* **Exercise directions**:
Would you repeat the whole listing exactly, pictures excluded?
────────────────
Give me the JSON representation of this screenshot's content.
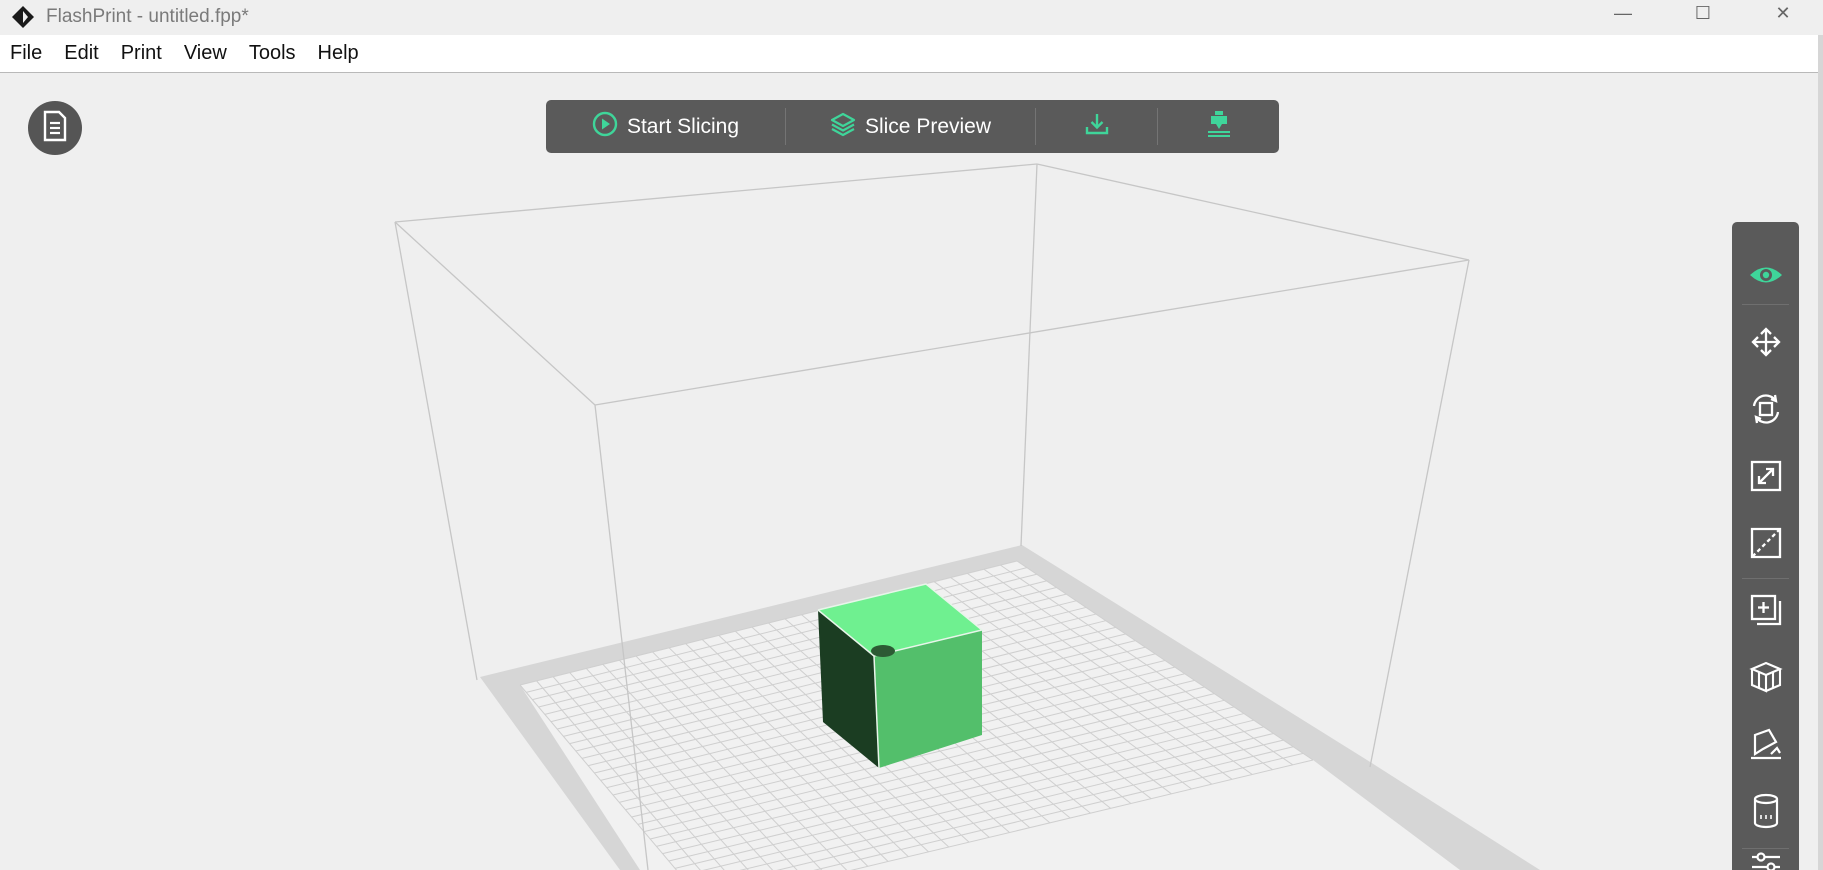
{
  "window": {
    "title": "FlashPrint - untitled.fpp*",
    "controls": {
      "minimize": "—",
      "maximize": "☐",
      "close": "✕"
    }
  },
  "menu": {
    "items": [
      "File",
      "Edit",
      "Print",
      "View",
      "Tools",
      "Help"
    ]
  },
  "toolbar": {
    "start_slicing": "Start Slicing",
    "slice_preview": "Slice Preview",
    "export_icon": "download-icon",
    "print_icon": "printer-nozzle-icon"
  },
  "side_toolbar": {
    "tools": [
      "view-icon",
      "move-icon",
      "rotate-icon",
      "scale-icon",
      "cut-icon",
      "add-model-icon",
      "supports-icon",
      "on-face-icon",
      "hollow-icon",
      "settings-icon"
    ]
  },
  "colors": {
    "accent": "#3fd59a",
    "toolbar_bg": "#5a5a5a",
    "viewport_bg": "#efefef",
    "model_top": "#6ff090",
    "model_front": "#53bf6b",
    "model_side": "#1b3d22"
  }
}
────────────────
* **The completed task**:
Give me the JSON representation of this screenshot's content.
{
  "window": {
    "title": "FlashPrint - untitled.fpp*",
    "controls": {
      "minimize": "—",
      "maximize": "☐",
      "close": "✕"
    }
  },
  "menu": {
    "items": [
      "File",
      "Edit",
      "Print",
      "View",
      "Tools",
      "Help"
    ]
  },
  "toolbar": {
    "start_slicing": "Start Slicing",
    "slice_preview": "Slice Preview",
    "export_icon": "download-icon",
    "print_icon": "printer-nozzle-icon"
  },
  "side_toolbar": {
    "tools": [
      "view-icon",
      "move-icon",
      "rotate-icon",
      "scale-icon",
      "cut-icon",
      "add-model-icon",
      "supports-icon",
      "on-face-icon",
      "hollow-icon",
      "settings-icon"
    ]
  },
  "colors": {
    "accent": "#3fd59a",
    "toolbar_bg": "#5a5a5a",
    "viewport_bg": "#efefef",
    "model_top": "#6ff090",
    "model_front": "#53bf6b",
    "model_side": "#1b3d22"
  }
}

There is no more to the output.